This craft has been sold and is now in the state of Maryland. Construction on the next craft 15T, or 15S, should start soon!
September 20, 2003. Lone Star Hover-in.
May 24, 2003. Lake Somerville Hover-in.
Mar 15, 2003. Houston Hover-in on Lake Somerville.
Jan 25, 2003. The first hover-in of the season. Dallas Hover-in on Lake Lewisville.
Dec 28, 2002. The last hover-in of the season. A Christmas Cruise on the Colorado River near Austin, Texas.
Nov 4, 2002. Added a video page to the menu. This hold the links to all of my hovercraft videos.
Nov 2, 2002. Here is the latest picture of the craft. I just got done adding the
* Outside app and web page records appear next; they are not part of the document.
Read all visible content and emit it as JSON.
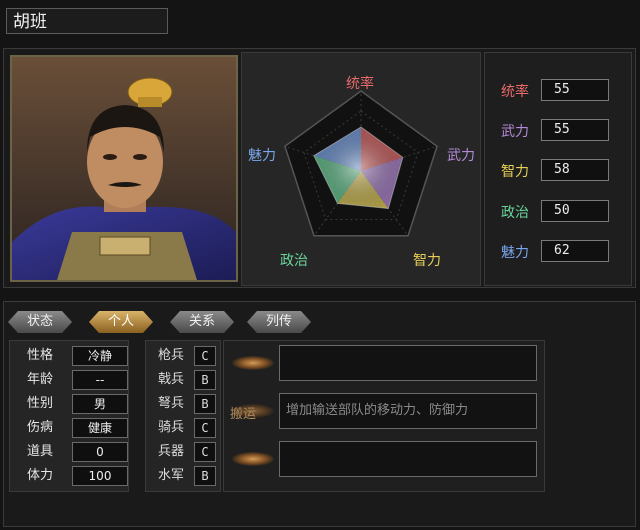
{
  "character": {
    "name": "胡班"
  },
  "radar": {
    "axes": [
      "统率",
      "武力",
      "智力",
      "政治",
      "魅力"
    ],
    "values": [
      55,
      55,
      58,
      50,
      62
    ],
    "max": 100
  },
  "stats": [
    {
      "label": "统率",
      "value": "55",
      "color": "#e86a6a"
    },
    {
      "label": "武力",
      "value": "55",
      "color": "#b58ad8"
    },
    {
      "label": "智力",
      "value": "58",
      "color": "#e6cf5a"
    },
    {
      "label": "政治",
      "value": "50",
      "color": "#6ad49a"
    },
    {
      "label": "魅力",
      "value": "62",
      "color": "#7aa6ee"
    }
  ],
  "tabs": [
    {
      "label": "状态",
      "active": false
    },
    {
      "label": "个人",
      "active": true
    },
    {
      "label": "关系",
      "active": false
    },
    {
      "label": "列传",
      "active": false
    }
  ],
  "personal": [
    {
      "label": "性格",
      "value": "冷静"
    },
    {
      "label": "年龄",
      "value": "--"
    },
    {
      "label": "性别",
      "value": "男"
    },
    {
      "label": "伤病",
      "value": "健康"
    },
    {
      "label": "道具",
      "value": "0"
    },
    {
      "label": "体力",
      "value": "100"
    }
  ],
  "troops": [
    {
      "label": "枪兵",
      "grade": "C"
    },
    {
      "label": "戟兵",
      "grade": "B"
    },
    {
      "label": "弩兵",
      "grade": "B"
    },
    {
      "label": "骑兵",
      "grade": "C"
    },
    {
      "label": "兵器",
      "grade": "C"
    },
    {
      "label": "水军",
      "grade": "B"
    }
  ],
  "skills": [
    {
      "name": "",
      "desc": ""
    },
    {
      "name": "搬运",
      "desc": "增加输送部队的移动力、防御力"
    },
    {
      "name": "",
      "desc": ""
    }
  ]
}
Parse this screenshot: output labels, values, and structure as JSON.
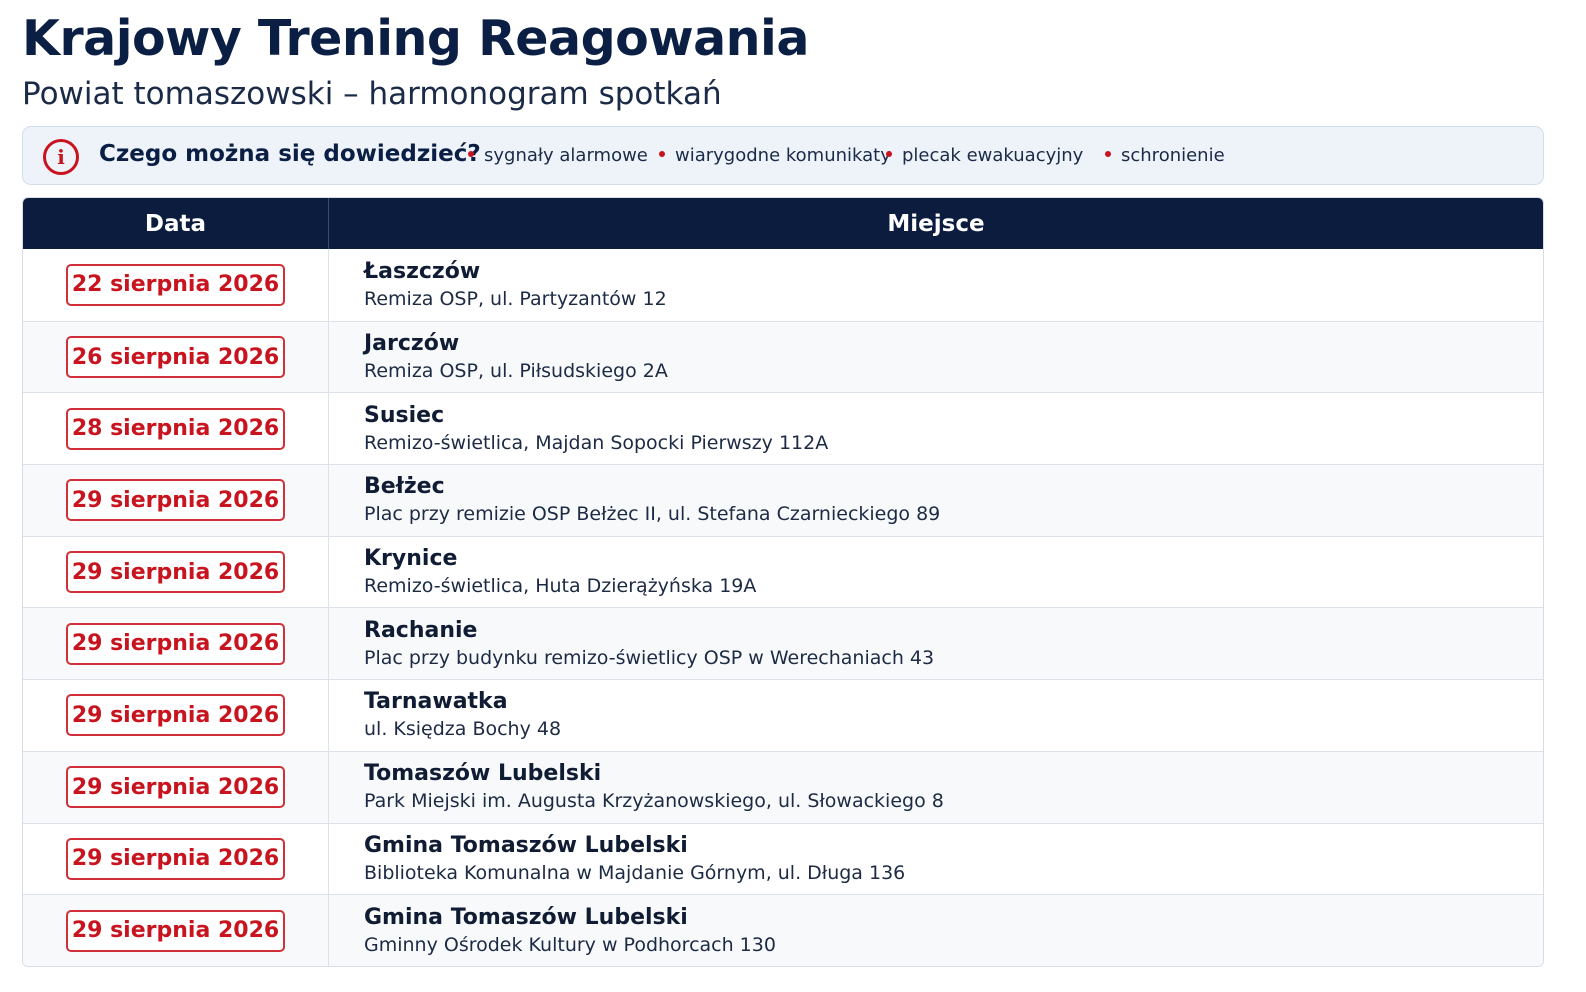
{
  "header": {
    "title": "Krajowy Trening Reagowania",
    "subtitle": "Powiat tomaszowski – harmonogram spotkań"
  },
  "info": {
    "icon": "info-icon",
    "question": "Czego można się dowiedzieć?",
    "topics": [
      "sygnały alarmowe",
      "wiarygodne komunikaty",
      "plecak ewakuacyjny",
      "schronienie"
    ]
  },
  "table": {
    "columns": [
      "Data",
      "Miejsce"
    ],
    "rows": [
      {
        "date": "22 sierpnia 2026",
        "name": "Łaszczów",
        "address": "Remiza OSP, ul. Partyzantów 12"
      },
      {
        "date": "26 sierpnia 2026",
        "name": "Jarczów",
        "address": "Remiza OSP, ul. Piłsudskiego 2A"
      },
      {
        "date": "28 sierpnia 2026",
        "name": "Susiec",
        "address": "Remizo-świetlica, Majdan Sopocki Pierwszy 112A"
      },
      {
        "date": "29 sierpnia 2026",
        "name": "Bełżec",
        "address": "Plac przy remizie OSP Bełżec II, ul. Stefana Czarnieckiego 89"
      },
      {
        "date": "29 sierpnia 2026",
        "name": "Krynice",
        "address": "Remizo-świetlica, Huta Dzierążyńska 19A"
      },
      {
        "date": "29 sierpnia 2026",
        "name": "Rachanie",
        "address": "Plac przy budynku remizo-świetlicy OSP w Werechaniach 43"
      },
      {
        "date": "29 sierpnia 2026",
        "name": "Tarnawatka",
        "address": "ul. Księdza Bochy 48"
      },
      {
        "date": "29 sierpnia 2026",
        "name": "Tomaszów Lubelski",
        "address": "Park Miejski im. Augusta Krzyżanowskiego, ul. Słowackiego 8"
      },
      {
        "date": "29 sierpnia 2026",
        "name": "Gmina Tomaszów Lubelski",
        "address": "Biblioteka Komunalna w Majdanie Górnym, ul. Długa 136"
      },
      {
        "date": "29 sierpnia 2026",
        "name": "Gmina Tomaszów Lubelski",
        "address": "Gminny Ośrodek Kultury w Podhorcach 130"
      }
    ]
  },
  "colors": {
    "navy": "#0b1c3f",
    "accent_red": "#c8141f",
    "info_bg": "#eef3fa"
  }
}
flames and the name of the craft. It is now named Jetster after my daughter's/co-pilot's
Special thanks to Jerry Coffman of Coffcraft Graffix Worx for the great job on the graphics.
Nov 1, 2002. Howard Boyle is letting me show some of his video taken from the World Hovercraft Championship from September, 2002. Right now I have a video of Bob Windt's UH-18SP WIG. This mpeg file is 42 megabytes.
May 26th, 2002. Second time on the water. I was able to open the craft up and see what it could do. Into the wind, the craft hit 42 mph. The craft could probably hit 50+ without the windshield and the engine cowling. The lift engine quit once when we were going over 30 mph. This caused a plow-in. It was gentle and controllable. After limping to the nearest shore, I found out that the engine was out of gas. This wouldn't be so bad, except that we had just stopped to fill up the gas tanks. I filled up the thrust engine tank and never even thought about looking at the lift engine. DOH!
May 19th, 2002. The first water test. Nothing ever goes to plan. The hovercraft was loaded on the trailer and heading for the lake when the ABS light came on in the truck and the ABS unit was going nutso. Back to the house to find another truck. After the brief delay, we were hooked up to a new truck and on our way to the lake. The first boat ramp we passed had a full parking lot. So we kept going until we found a place to launch. Launching the craft went well. Fired up the lift engine and floated off of the trailer. Turned on the thrust engine and pointed the nose of the craft toward open water. That thrust engine can really push the craft. I don't recall ever feeling a hump. When you grab the thrust engine throttle the craft just moved out. You don't have to climb a bow wave. I ran the trust engine up to 6500 rpm. This is where the prop seemed to fully load the engine.
May 5th, 2002, was the first flight of my hovercraft. I would have pictures, but my digital camera decided to stop saving pictures to memory. :( I was able to run the thrust engine up to 5000 rpm with plenty of throttle left. All in all, it was a success. Now to finish the trailer and register the craft and I'll be ready for the water.
Here is my latest project. A Universal Hovercraft UH-12T4 hovercraft. The craft is 12' by 6' and capable of carrying 2 people at 40+ mph. The plans call for a 5 hp engine for the lift and a 10 to 20 hp engine for the thrust. I will be using a 6 hp lift engine and a 45 hp snowmobile engine for thrust. A 45 hp snowmobile engine was not my first choice, but the power to weight ratio of a 2 stroke engine is inviting. Because the 2 stroke operates at a different rpm range than a small 4 stroke engine, some changes will have to be made from the plans. The higher rpm range of the 2 stroke prohibits a direct drive of the thrust prop. The stock 42" prop rotated at 6000 rpm would have a tip speed over 1000 fps! That would not only be incredibly noisy, but dangerous. This means that the prop needs a reduction drive. A belt drive is simple, quiet, and efficient. With a 3:1 reduction, a 54" prop should have a maximum tip speed of 460 fps. This will be a very quiet prop. The 54" prop is more efficient than the 42". This means more thrust.
After talking with other hovercraft builders, I will be adding some reinforcment to the cockpit floor. The plans have an 1/8" skin for the cockpit floor. I will add some stringers to the underside of the floor and and additional 1/4" of plywood to the inside floor. This should give plenty of strength without adding too much weight.
Here is a link to the construction of my first craft and other hovercraft goodness.
Here are some pictures of finished UH-12T4 hovercrafts. Hopefully mine will look as nice. :)